#### [WORK ORDER]
Where a line in the records below contains the string "tema", tally it; give only the final number.
··· PROVIDED MATERIAL
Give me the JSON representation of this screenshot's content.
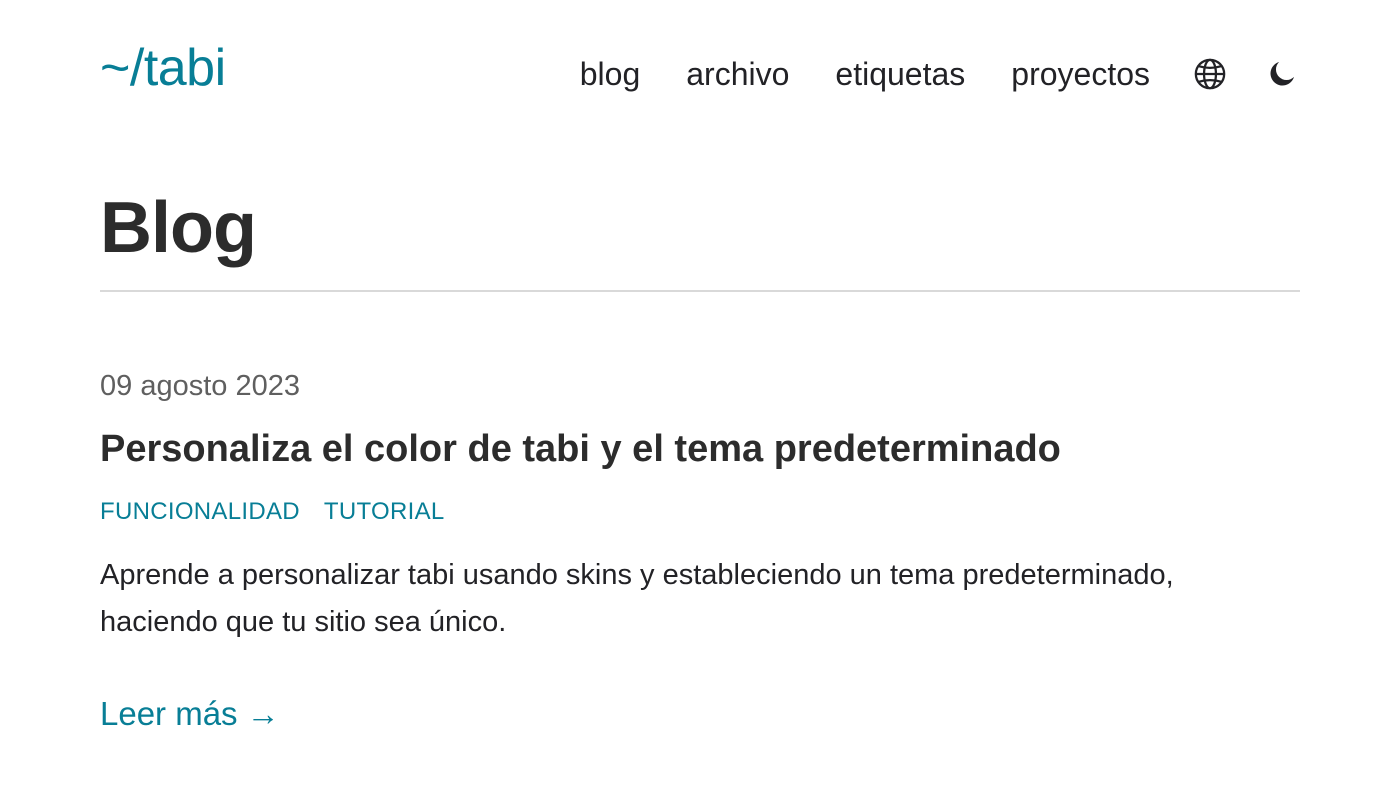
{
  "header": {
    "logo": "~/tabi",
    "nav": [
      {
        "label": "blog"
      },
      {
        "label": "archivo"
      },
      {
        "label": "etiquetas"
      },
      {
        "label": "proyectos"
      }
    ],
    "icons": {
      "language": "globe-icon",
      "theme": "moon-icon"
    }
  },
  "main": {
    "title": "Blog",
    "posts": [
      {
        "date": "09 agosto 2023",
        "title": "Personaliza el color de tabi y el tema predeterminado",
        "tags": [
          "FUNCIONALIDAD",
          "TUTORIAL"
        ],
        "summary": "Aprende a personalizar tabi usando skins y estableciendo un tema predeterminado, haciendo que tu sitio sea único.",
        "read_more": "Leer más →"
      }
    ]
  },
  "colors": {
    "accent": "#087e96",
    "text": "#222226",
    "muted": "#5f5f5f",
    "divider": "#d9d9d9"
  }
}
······
#### [ANSWER AREA]
2